__Given information__.
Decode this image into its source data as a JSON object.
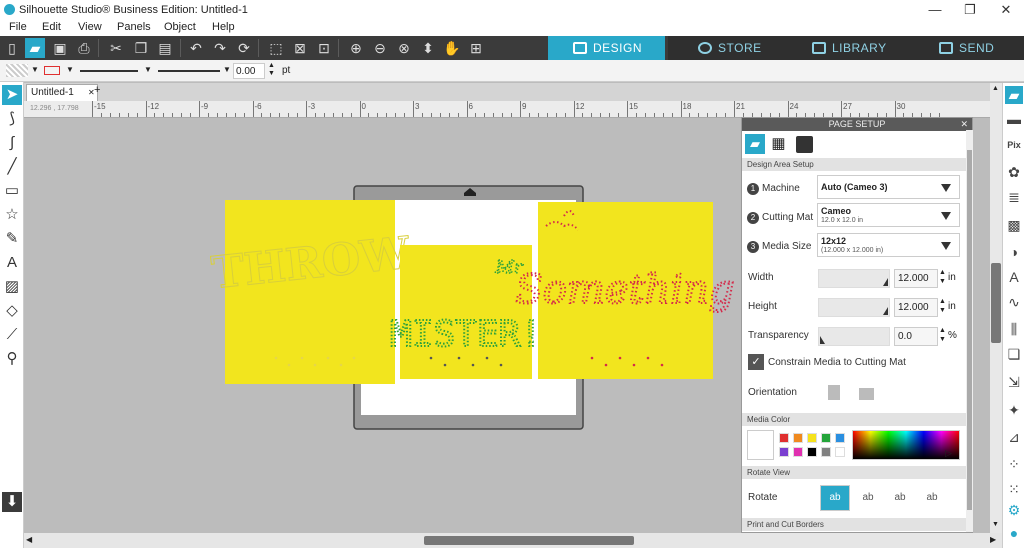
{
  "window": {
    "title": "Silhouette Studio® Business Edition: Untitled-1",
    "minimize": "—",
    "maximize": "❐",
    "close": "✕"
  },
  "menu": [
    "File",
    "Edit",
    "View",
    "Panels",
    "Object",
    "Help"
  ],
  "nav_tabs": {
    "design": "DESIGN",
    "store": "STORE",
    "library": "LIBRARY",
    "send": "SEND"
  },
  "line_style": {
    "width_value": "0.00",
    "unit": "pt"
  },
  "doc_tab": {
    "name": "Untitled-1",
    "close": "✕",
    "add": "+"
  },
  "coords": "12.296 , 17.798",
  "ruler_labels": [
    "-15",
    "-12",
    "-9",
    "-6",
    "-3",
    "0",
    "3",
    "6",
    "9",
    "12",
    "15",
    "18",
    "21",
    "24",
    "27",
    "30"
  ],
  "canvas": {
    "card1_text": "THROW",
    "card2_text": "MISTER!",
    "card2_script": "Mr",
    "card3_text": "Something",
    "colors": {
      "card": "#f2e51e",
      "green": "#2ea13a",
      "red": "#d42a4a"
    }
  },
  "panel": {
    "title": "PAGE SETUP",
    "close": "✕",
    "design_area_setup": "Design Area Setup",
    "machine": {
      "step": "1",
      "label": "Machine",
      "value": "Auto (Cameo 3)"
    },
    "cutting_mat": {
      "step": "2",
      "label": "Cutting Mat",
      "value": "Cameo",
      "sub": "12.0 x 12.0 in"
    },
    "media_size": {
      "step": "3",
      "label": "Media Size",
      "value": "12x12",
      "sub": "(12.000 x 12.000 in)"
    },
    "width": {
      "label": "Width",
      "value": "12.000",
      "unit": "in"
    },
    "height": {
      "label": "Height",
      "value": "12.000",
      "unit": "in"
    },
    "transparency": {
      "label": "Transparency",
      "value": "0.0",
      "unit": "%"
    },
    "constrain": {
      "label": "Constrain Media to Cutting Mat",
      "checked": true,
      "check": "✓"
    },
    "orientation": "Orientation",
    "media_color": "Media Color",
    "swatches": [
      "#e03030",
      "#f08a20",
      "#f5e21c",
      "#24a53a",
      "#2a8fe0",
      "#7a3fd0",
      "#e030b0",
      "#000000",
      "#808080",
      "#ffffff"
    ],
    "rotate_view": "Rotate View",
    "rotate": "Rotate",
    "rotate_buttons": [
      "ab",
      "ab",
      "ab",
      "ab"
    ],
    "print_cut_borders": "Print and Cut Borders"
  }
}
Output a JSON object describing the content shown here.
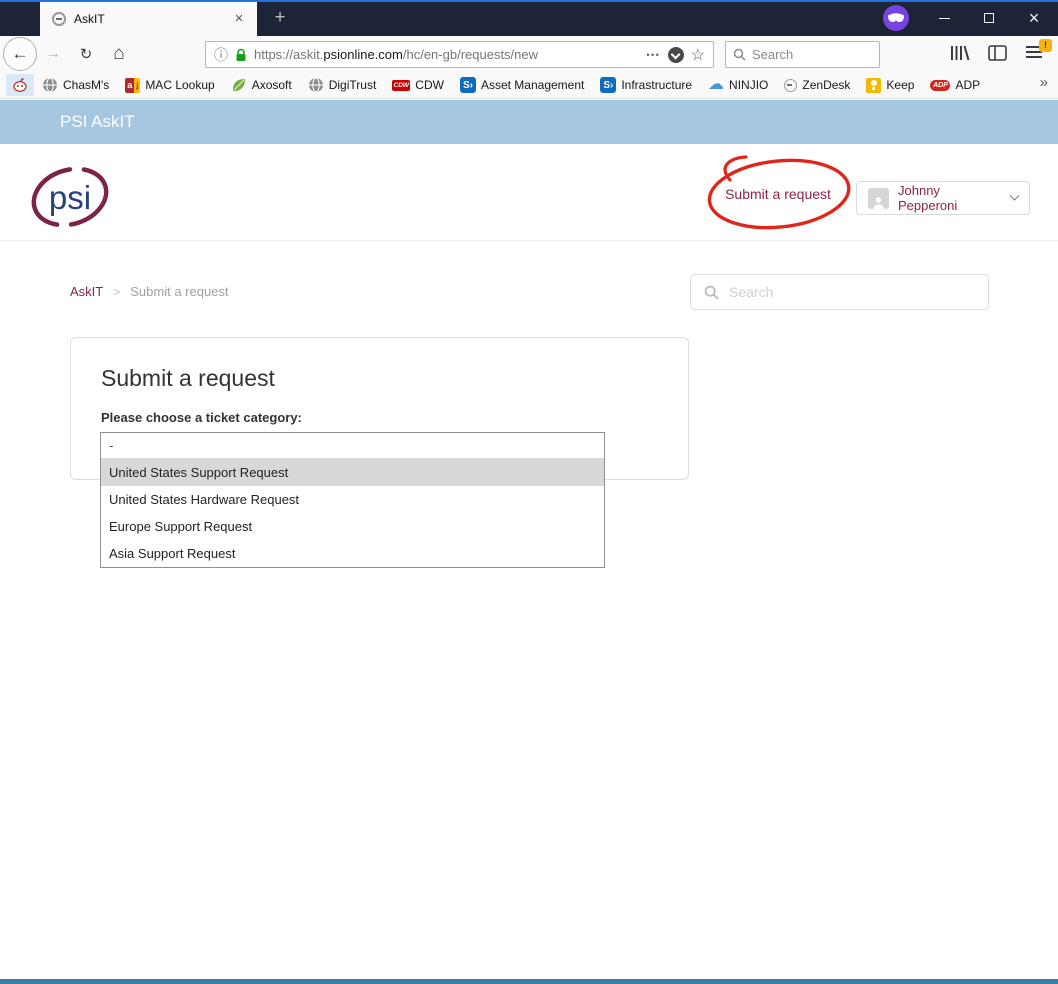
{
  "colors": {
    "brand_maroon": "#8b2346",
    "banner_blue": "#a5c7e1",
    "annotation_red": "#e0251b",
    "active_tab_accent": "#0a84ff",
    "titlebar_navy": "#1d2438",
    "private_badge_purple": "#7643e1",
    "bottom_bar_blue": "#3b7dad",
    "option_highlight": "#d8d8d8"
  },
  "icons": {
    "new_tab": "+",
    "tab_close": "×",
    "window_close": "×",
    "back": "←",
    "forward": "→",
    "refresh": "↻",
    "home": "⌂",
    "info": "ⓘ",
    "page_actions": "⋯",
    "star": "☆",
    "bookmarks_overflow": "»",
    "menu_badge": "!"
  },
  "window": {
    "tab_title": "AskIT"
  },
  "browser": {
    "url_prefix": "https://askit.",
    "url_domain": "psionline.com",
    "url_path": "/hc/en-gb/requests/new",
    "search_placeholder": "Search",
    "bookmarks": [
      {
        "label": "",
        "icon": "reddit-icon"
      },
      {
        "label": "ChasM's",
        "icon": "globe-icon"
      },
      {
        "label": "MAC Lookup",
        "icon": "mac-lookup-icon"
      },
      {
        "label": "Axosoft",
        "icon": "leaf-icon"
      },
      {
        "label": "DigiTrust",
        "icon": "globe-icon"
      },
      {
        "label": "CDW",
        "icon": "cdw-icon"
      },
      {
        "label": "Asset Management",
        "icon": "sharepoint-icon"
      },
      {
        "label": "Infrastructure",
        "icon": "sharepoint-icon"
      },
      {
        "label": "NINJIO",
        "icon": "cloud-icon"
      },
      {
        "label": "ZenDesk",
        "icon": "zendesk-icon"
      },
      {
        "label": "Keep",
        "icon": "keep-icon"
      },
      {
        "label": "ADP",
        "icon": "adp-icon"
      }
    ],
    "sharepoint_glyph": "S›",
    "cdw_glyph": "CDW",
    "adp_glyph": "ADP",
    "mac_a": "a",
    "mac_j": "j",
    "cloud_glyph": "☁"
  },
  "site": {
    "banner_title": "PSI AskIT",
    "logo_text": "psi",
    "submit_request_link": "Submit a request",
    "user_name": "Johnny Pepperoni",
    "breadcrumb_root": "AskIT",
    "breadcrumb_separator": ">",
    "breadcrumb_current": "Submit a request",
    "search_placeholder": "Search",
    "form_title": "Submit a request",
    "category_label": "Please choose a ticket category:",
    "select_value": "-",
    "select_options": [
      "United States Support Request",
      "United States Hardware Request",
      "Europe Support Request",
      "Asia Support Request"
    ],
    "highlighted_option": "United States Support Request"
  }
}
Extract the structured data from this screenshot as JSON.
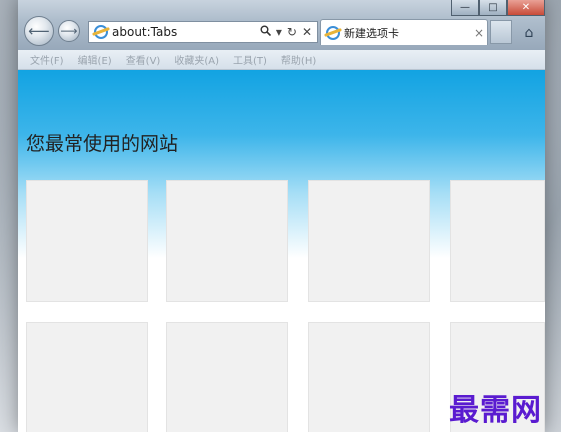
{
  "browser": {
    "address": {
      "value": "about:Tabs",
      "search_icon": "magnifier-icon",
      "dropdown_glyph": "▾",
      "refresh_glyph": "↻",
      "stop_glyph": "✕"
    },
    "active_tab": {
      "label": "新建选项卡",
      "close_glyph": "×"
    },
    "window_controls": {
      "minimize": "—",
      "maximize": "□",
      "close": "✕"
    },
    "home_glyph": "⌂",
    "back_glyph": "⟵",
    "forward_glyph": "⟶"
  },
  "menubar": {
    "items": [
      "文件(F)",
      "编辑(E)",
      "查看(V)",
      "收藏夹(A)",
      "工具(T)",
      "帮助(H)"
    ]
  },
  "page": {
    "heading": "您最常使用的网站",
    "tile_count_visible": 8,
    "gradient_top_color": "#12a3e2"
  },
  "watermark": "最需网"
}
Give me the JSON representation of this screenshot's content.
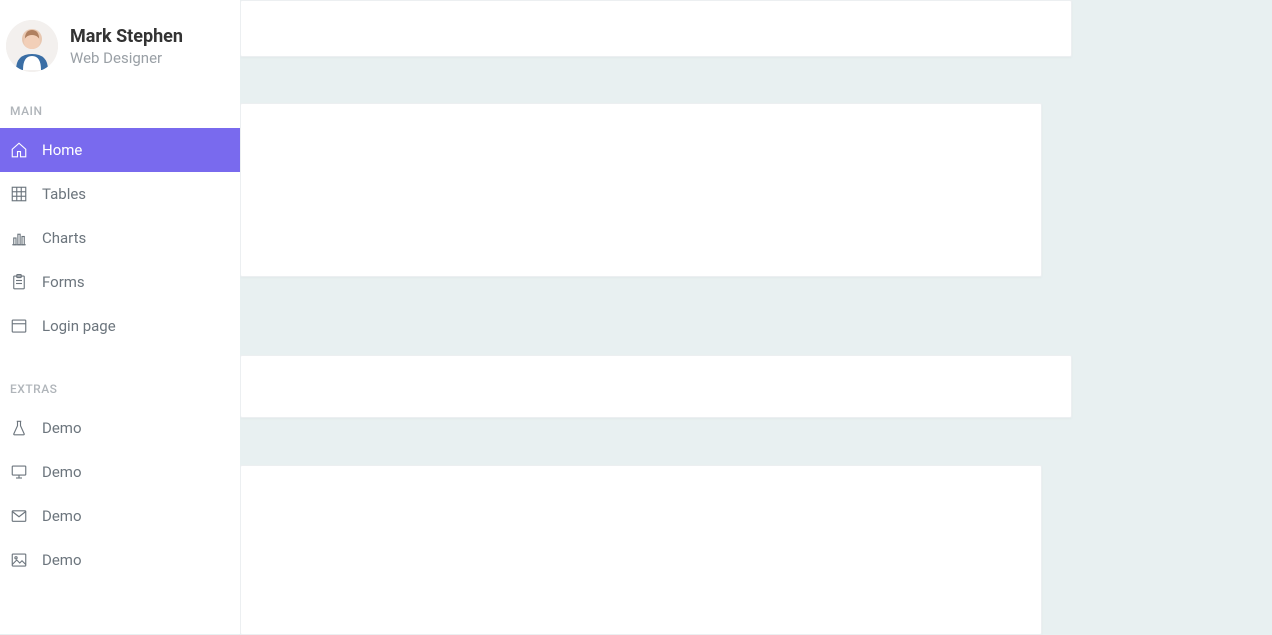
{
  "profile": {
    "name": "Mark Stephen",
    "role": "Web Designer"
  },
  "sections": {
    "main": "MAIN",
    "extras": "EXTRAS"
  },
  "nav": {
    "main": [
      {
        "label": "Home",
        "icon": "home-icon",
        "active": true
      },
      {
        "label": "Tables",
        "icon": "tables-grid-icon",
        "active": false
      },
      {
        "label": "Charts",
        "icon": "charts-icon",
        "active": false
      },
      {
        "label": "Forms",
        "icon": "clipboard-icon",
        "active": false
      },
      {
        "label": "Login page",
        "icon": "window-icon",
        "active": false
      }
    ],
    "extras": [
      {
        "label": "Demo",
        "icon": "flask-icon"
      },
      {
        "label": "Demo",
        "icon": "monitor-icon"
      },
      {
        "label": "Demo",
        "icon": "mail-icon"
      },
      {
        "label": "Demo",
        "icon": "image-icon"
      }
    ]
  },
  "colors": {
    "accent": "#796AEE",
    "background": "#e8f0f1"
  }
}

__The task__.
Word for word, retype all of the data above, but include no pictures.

__Solution__.
Decode this image into its source data as a JSON object.
{
  "window": {
    "title": "Silhouette Studio® Business Edition: Untitled-1",
    "minimize": "—",
    "maximize": "❐",
    "close": "✕"
  },
  "menu": [
    "File",
    "Edit",
    "View",
    "Panels",
    "Object",
    "Help"
  ],
  "nav_tabs": {
    "design": "DESIGN",
    "store": "STORE",
    "library": "LIBRARY",
    "send": "SEND"
  },
  "line_style": {
    "width_value": "0.00",
    "unit": "pt"
  },
  "doc_tab": {
    "name": "Untitled-1",
    "close": "✕",
    "add": "+"
  },
  "coords": "12.296 , 17.798",
  "ruler_labels": [
    "-15",
    "-12",
    "-9",
    "-6",
    "-3",
    "0",
    "3",
    "6",
    "9",
    "12",
    "15",
    "18",
    "21",
    "24",
    "27",
    "30"
  ],
  "canvas": {
    "card1_text": "THROW",
    "card2_text": "MISTER!",
    "card2_script": "Mr",
    "card3_text": "Something",
    "colors": {
      "card": "#f2e51e",
      "green": "#2ea13a",
      "red": "#d42a4a"
    }
  },
  "panel": {
    "title": "PAGE SETUP",
    "close": "✕",
    "design_area_setup": "Design Area Setup",
    "machine": {
      "step": "1",
      "label": "Machine",
      "value": "Auto (Cameo 3)"
    },
    "cutting_mat": {
      "step": "2",
      "label": "Cutting Mat",
      "value": "Cameo",
      "sub": "12.0 x 12.0 in"
    },
    "media_size": {
      "step": "3",
      "label": "Media Size",
      "value": "12x12",
      "sub": "(12.000 x 12.000 in)"
    },
    "width": {
      "label": "Width",
      "value": "12.000",
      "unit": "in"
    },
    "height": {
      "label": "Height",
      "value": "12.000",
      "unit": "in"
    },
    "transparency": {
      "label": "Transparency",
      "value": "0.0",
      "unit": "%"
    },
    "constrain": {
      "label": "Constrain Media to Cutting Mat",
      "checked": true,
      "check": "✓"
    },
    "orientation": "Orientation",
    "media_color": "Media Color",
    "swatches": [
      "#e03030",
      "#f08a20",
      "#f5e21c",
      "#24a53a",
      "#2a8fe0",
      "#7a3fd0",
      "#e030b0",
      "#000000",
      "#808080",
      "#ffffff"
    ],
    "rotate_view": "Rotate View",
    "rotate": "Rotate",
    "rotate_buttons": [
      "ab",
      "ab",
      "ab",
      "ab"
    ],
    "print_cut_borders": "Print and Cut Borders"
  }
}
Output a JSON object describing the content shown here.
{
  "colors": {
    "brand_maroon": "#8b2346",
    "banner_blue": "#a5c7e1",
    "annotation_red": "#e0251b",
    "active_tab_accent": "#0a84ff",
    "titlebar_navy": "#1d2438",
    "private_badge_purple": "#7643e1",
    "bottom_bar_blue": "#3b7dad",
    "option_highlight": "#d8d8d8"
  },
  "icons": {
    "new_tab": "+",
    "tab_close": "×",
    "window_close": "×",
    "back": "←",
    "forward": "→",
    "refresh": "↻",
    "home": "⌂",
    "info": "ⓘ",
    "page_actions": "⋯",
    "star": "☆",
    "bookmarks_overflow": "»",
    "menu_badge": "!"
  },
  "window": {
    "tab_title": "AskIT"
  },
  "browser": {
    "url_prefix": "https://askit.",
    "url_domain": "psionline.com",
    "url_path": "/hc/en-gb/requests/new",
    "search_placeholder": "Search",
    "bookmarks": [
      {
        "label": "",
        "icon": "reddit-icon"
      },
      {
        "label": "ChasM's",
        "icon": "globe-icon"
      },
      {
        "label": "MAC Lookup",
        "icon": "mac-lookup-icon"
      },
      {
        "label": "Axosoft",
        "icon": "leaf-icon"
      },
      {
        "label": "DigiTrust",
        "icon": "globe-icon"
      },
      {
        "label": "CDW",
        "icon": "cdw-icon"
      },
      {
        "label": "Asset Management",
        "icon": "sharepoint-icon"
      },
      {
        "label": "Infrastructure",
        "icon": "sharepoint-icon"
      },
      {
        "label": "NINJIO",
        "icon": "cloud-icon"
      },
      {
        "label": "ZenDesk",
        "icon": "zendesk-icon"
      },
      {
        "label": "Keep",
        "icon": "keep-icon"
      },
      {
        "label": "ADP",
        "icon": "adp-icon"
      }
    ],
    "sharepoint_glyph": "S›",
    "cdw_glyph": "CDW",
    "adp_glyph": "ADP",
    "mac_a": "a",
    "mac_j": "j",
    "cloud_glyph": "☁"
  },
  "site": {
    "banner_title": "PSI AskIT",
    "logo_text": "psi",
    "submit_request_link": "Submit a request",
    "user_name": "Johnny Pepperoni",
    "breadcrumb_root": "AskIT",
    "breadcrumb_separator": ">",
    "breadcrumb_current": "Submit a request",
    "search_placeholder": "Search",
    "form_title": "Submit a request",
    "category_label": "Please choose a ticket category:",
    "select_value": "-",
    "select_options": [
      "United States Support Request",
      "United States Hardware Request",
      "Europe Support Request",
      "Asia Support Request"
    ],
    "highlighted_option": "United States Support Request"
  }
}
Extract the structured data from this screenshot as JSON.
{
  "browser": {
    "address": {
      "value": "about:Tabs",
      "search_icon": "magnifier-icon",
      "dropdown_glyph": "▾",
      "refresh_glyph": "↻",
      "stop_glyph": "✕"
    },
    "active_tab": {
      "label": "新建选项卡",
      "close_glyph": "×"
    },
    "window_controls": {
      "minimize": "—",
      "maximize": "□",
      "close": "✕"
    },
    "home_glyph": "⌂",
    "back_glyph": "⟵",
    "forward_glyph": "⟶"
  },
  "menubar": {
    "items": [
      "文件(F)",
      "编辑(E)",
      "查看(V)",
      "收藏夹(A)",
      "工具(T)",
      "帮助(H)"
    ]
  },
  "page": {
    "heading": "您最常使用的网站",
    "tile_count_visible": 8,
    "gradient_top_color": "#12a3e2"
  },
  "watermark": "最需网"
}
Give me the JSON representation of this screenshot's content.
{
  "profile": {
    "name": "Mark Stephen",
    "role": "Web Designer"
  },
  "sections": {
    "main": "MAIN",
    "extras": "EXTRAS"
  },
  "nav": {
    "main": [
      {
        "label": "Home",
        "icon": "home-icon",
        "active": true
      },
      {
        "label": "Tables",
        "icon": "tables-grid-icon",
        "active": false
      },
      {
        "label": "Charts",
        "icon": "charts-icon",
        "active": false
      },
      {
        "label": "Forms",
        "icon": "clipboard-icon",
        "active": false
      },
      {
        "label": "Login page",
        "icon": "window-icon",
        "active": false
      }
    ],
    "extras": [
      {
        "label": "Demo",
        "icon": "flask-icon"
      },
      {
        "label": "Demo",
        "icon": "monitor-icon"
      },
      {
        "label": "Demo",
        "icon": "mail-icon"
      },
      {
        "label": "Demo",
        "icon": "image-icon"
      }
    ]
  },
  "colors": {
    "accent": "#796AEE",
    "background": "#e8f0f1"
  }
}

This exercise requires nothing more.